A batch of 2,800 declassified documents includes a memo from the Central Intelligence Agency (CIA) to the director of the Federal Bureau of Investigation (FBI), dated November 26, 1963, about a call received by the Cambridge News on November 22, the day Kennedy was killed in Dallas, Texas.
The memo from deputy CIA director James Angleton says the caller said that “the Cambridge News reporter should call the American Embassy in London for some big news, and then hung up.”
The memo says Britain’s MI5 intelligence service calculated that the call came 25 minutes before Kennedy was shot.
It said the reporter who took the call “is known to them as a sound and loyal person with no security record”.
The memo was released by the US National Archives in July but went unreported.

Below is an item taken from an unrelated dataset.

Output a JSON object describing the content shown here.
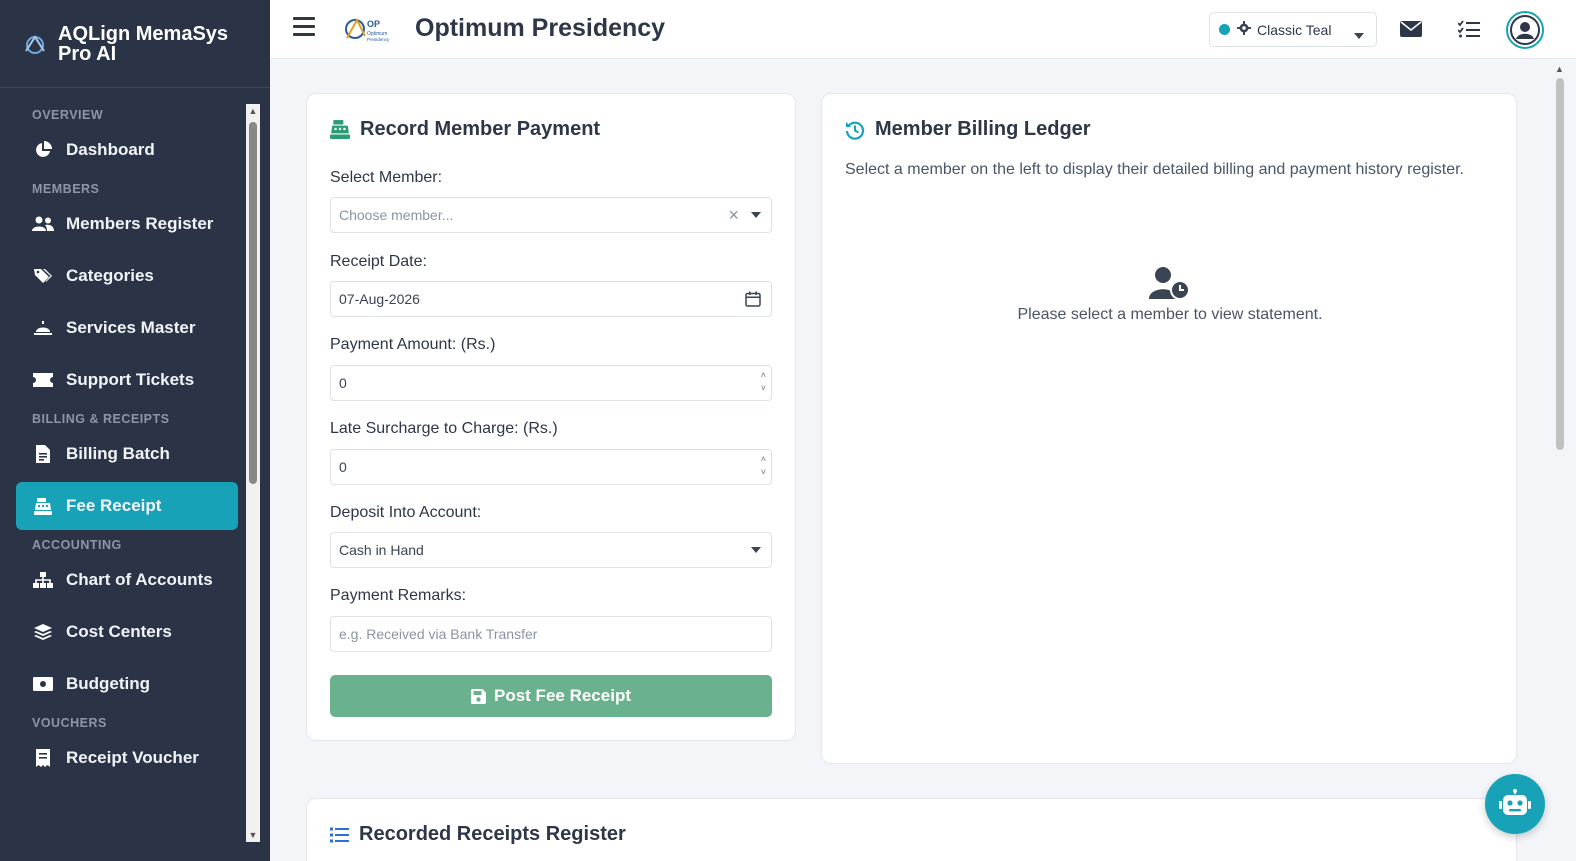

It is also among a batch of files declassified in the US, on Thursday.
Anna Savva, a current Cambridge News reporter, said on Friday that the paper has no record of the incident.
“We have nothing in our archive — we have nobody here who knows the name of the person who took the call,” she said.
It’s unclear whether the call was merely a prank and the timing coincidental. The CIA memo says that several people in Britain had received similar anonymous phone calls “of a strangely coincidental nature” over the preceding year, “particularly in connection with the case of Dr Ward.”
That is an apparent reference to osteopath Stephen Ward, a key figure in the “Profumo affair”, a sex-and-espionage scandal that almost toppled the British government in 1963.